• Work to complete:
Among the records below, find each line bearing the word "down" and copy it.

[Records from a data source]
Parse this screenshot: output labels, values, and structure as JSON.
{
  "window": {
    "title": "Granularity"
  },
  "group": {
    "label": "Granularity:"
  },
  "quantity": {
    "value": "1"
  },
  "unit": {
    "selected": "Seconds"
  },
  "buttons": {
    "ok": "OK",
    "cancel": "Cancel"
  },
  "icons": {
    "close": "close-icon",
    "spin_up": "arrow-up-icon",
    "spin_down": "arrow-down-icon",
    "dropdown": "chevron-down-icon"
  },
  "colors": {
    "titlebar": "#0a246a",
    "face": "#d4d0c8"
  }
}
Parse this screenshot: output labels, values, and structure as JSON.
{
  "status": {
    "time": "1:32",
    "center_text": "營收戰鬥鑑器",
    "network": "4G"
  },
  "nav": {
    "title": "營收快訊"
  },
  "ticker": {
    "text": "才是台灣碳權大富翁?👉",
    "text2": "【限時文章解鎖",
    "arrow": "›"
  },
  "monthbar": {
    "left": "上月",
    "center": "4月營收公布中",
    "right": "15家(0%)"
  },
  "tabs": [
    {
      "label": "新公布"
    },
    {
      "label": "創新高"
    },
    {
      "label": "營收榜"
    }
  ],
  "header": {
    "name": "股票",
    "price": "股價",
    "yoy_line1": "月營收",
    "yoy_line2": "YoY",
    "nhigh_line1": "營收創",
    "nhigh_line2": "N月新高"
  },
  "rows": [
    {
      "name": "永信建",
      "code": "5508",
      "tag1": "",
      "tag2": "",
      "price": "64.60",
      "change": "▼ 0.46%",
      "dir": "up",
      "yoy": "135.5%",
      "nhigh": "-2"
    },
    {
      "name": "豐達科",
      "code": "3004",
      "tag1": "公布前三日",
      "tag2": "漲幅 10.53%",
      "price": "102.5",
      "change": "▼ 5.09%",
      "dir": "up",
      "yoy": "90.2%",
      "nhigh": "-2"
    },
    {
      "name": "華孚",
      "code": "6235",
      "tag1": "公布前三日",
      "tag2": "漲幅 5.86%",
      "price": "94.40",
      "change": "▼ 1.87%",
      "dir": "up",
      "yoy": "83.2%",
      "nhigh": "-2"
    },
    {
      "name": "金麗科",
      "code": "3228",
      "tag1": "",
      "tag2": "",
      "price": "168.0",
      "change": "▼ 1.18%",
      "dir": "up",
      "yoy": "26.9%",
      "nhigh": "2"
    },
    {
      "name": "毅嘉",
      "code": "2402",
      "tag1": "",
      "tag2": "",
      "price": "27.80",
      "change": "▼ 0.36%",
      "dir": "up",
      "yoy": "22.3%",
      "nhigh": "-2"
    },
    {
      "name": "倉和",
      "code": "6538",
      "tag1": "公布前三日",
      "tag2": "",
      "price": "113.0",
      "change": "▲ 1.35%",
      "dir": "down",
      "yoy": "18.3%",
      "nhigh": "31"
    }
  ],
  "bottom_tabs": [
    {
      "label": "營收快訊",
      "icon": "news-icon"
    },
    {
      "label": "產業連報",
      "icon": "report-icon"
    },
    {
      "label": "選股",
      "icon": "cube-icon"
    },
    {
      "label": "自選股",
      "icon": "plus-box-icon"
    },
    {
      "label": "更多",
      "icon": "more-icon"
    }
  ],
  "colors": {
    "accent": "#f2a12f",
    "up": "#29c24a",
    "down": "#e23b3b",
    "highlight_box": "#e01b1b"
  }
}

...

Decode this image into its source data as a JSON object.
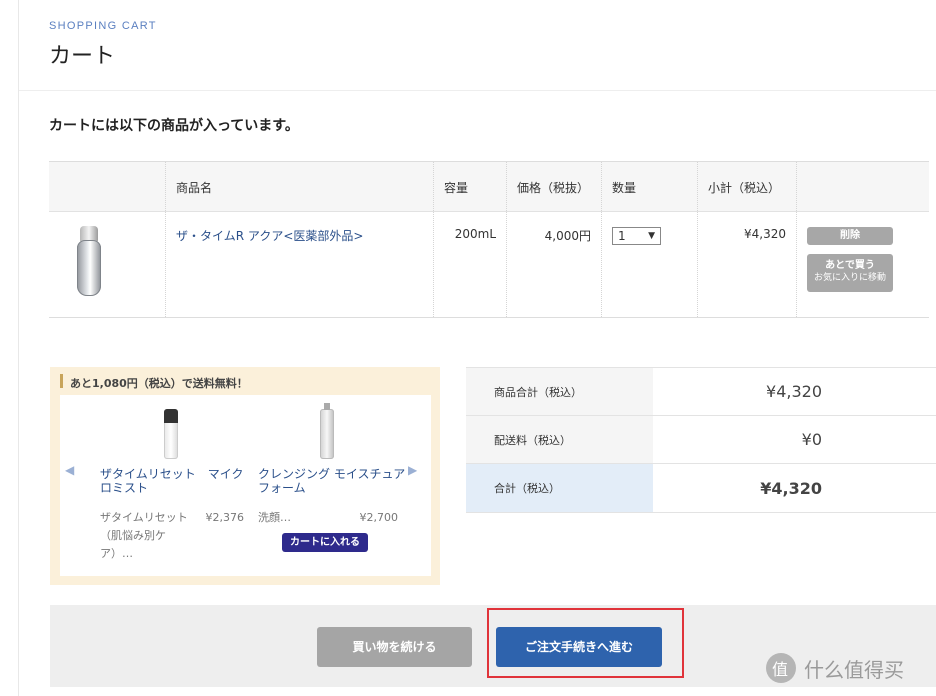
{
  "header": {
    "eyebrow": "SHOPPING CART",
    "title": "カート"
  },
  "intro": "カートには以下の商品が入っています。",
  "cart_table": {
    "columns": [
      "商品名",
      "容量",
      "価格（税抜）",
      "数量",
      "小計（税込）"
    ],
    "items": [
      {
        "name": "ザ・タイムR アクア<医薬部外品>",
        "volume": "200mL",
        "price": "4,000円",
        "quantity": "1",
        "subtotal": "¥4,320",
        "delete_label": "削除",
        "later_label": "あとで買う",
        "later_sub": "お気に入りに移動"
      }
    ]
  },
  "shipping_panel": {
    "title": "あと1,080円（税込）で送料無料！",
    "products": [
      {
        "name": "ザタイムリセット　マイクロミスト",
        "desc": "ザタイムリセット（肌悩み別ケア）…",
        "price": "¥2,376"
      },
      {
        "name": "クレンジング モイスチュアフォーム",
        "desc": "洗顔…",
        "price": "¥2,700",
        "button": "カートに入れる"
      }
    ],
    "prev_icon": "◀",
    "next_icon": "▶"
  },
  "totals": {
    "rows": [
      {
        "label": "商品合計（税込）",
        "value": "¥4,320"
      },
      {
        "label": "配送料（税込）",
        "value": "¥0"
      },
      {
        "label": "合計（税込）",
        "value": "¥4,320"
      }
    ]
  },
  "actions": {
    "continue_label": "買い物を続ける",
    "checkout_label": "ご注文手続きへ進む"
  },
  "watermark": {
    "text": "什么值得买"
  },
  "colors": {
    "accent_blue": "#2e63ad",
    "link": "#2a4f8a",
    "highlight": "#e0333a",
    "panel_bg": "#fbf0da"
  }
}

• Completed exercise:
    "spin_down": "arrow-down-icon",
    "dropdown": "chevron-down-icon"
      "dir": "down",
    "down": "#e23b3b",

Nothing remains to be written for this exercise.